“I’ve traveled around the world and studied this issue, and when nine out of ten scientists say CO2 emissions are creating a greenhouse-gas effect and the planet is warming up, I believe the nine out of the ten, not the one,” Senator Graham said at Wednesday’s press conference. “I would encourage the president to look long and hard at the science and find the solution. I’m tired of playing defense on the environment.”
The RCC is poised to give a voice to the majority of Republicans who care about clean air, clean water, and renewable energy, but do not want to see the economy destroyed in the name of protecting the environment. The environmental debate of recent memory has been commonly framed as one of extremes, between utter denial on the right and frenzied panic concerning the state of the planet on the left. Voters are tired of this false choice. They sense that practical solutions are better than hysterical preaching, and would happily support leaders who tried to offer the former.
With Alexandra Ocasio-Cortez’s Green New Deal continuing to make waves, the formation of the RCC is presciently timed to satisfy the need for a Republican platform dedicated to environmental debates. The RCC has the potential to create common-sense, bipartisan policies that work with market forces — policies that do not necessitate changing the entire economic system, as the authors of the Green New Deal demand.
The Green New Deal’s goals are pragmatically impossible, as even sympathizers have noted. In order to supply “100 percent of the power demand in the United States through clean, renewable, and zero-emission energy sources” within the next ten years, as the plan aims to do, the government would have to regulate the nation back to the Middle Ages.
“Simply put, we believe in innovation when it comes to solving environmental problems, not regulation. We believe you can have a healthy environment and still fly a plane and eat a hamburger,” Graham said on Wednesday. The RCC’s goal is to harness the powers of the economy to work for the environment, rather than tearing down the economy to save the planet.
While no concrete policy proposals have yet emerged from the RCC, the press conference suggested that plans for overdue parks maintenance, climate-resilient infrastructure, and increased funding of clean-energy research are likely to be among the initial proposals. The caucus, however, remains leery of a carbon tax, a potential policy that has gained traction among major energy producers and voters alike. By means distinctly less flashy than the Green New Deal, Republicans and consensus-minded Democrats have been working to formulate innovative solutions to environmental problems. Section 45Q of the Bipartisan Budget Act of 2018 — the last omnibus to pass under the GOP-controlled House — included a significant tax credit for the implementation of carbon-capture technology. In February, the bipartisan USE IT Act was again introduced by Senator John Barrasso (R., Wyo.) to expand upon the Section 45Q tax credit and further support research into CO2 utilization and direct-air-capture research.

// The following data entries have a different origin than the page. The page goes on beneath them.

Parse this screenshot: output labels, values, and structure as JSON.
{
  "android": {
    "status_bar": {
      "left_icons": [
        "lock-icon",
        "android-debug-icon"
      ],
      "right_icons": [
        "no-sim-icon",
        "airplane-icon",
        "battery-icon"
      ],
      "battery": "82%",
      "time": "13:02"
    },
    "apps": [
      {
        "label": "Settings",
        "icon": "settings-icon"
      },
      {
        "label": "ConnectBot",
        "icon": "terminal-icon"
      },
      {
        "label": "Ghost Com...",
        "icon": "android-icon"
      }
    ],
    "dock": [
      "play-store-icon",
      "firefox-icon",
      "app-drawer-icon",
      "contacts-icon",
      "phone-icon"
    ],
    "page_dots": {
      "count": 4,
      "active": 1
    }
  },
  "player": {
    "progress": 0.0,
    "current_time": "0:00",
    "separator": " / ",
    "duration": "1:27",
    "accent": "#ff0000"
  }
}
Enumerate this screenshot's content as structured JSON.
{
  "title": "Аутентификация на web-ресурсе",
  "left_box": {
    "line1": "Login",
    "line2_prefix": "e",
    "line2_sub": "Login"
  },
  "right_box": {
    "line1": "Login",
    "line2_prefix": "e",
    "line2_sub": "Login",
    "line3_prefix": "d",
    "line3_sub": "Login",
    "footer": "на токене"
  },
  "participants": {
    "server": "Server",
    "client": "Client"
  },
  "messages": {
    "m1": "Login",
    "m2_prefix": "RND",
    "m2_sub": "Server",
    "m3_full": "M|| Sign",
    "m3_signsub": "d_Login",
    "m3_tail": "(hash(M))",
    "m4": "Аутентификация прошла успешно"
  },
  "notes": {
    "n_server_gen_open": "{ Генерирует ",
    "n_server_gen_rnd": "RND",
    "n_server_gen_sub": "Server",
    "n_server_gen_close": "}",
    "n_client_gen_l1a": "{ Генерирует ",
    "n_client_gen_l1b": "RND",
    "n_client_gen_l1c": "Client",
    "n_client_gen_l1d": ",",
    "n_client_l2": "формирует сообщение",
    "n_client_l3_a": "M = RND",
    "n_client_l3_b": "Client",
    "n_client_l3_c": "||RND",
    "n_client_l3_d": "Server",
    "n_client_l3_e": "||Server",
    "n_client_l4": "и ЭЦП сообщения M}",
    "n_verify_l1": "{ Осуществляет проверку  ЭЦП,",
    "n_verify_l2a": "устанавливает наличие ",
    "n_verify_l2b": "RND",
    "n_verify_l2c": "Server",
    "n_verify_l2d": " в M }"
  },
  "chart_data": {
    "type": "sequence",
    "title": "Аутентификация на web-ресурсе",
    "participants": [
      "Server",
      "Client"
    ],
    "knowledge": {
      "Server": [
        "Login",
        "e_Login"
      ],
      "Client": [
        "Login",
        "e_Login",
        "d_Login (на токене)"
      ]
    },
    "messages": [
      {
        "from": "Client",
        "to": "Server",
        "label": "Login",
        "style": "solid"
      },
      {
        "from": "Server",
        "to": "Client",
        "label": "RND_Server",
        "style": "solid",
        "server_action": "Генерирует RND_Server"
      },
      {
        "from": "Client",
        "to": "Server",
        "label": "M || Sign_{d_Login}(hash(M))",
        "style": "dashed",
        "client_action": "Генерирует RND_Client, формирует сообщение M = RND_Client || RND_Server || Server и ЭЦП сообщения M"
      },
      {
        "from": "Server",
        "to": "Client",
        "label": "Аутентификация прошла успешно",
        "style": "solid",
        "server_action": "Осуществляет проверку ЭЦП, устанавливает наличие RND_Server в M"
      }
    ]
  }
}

Such efforts are proof that environmental issues need not divide us along party lines. All voters should want to eliminate pollutants, promote the use of clean-energy technologies, and protect our nation’s natural resources and beauty. As Senator Daines noted on Wednesday, “this is an issue that can unite this city, [and] bring Republicans and Democrats together with pragmatic solutions that will indeed continue to lead towards clean air, clean water, and protecting our environment.”
Editor’s Note: This piece has been emended since its original posting.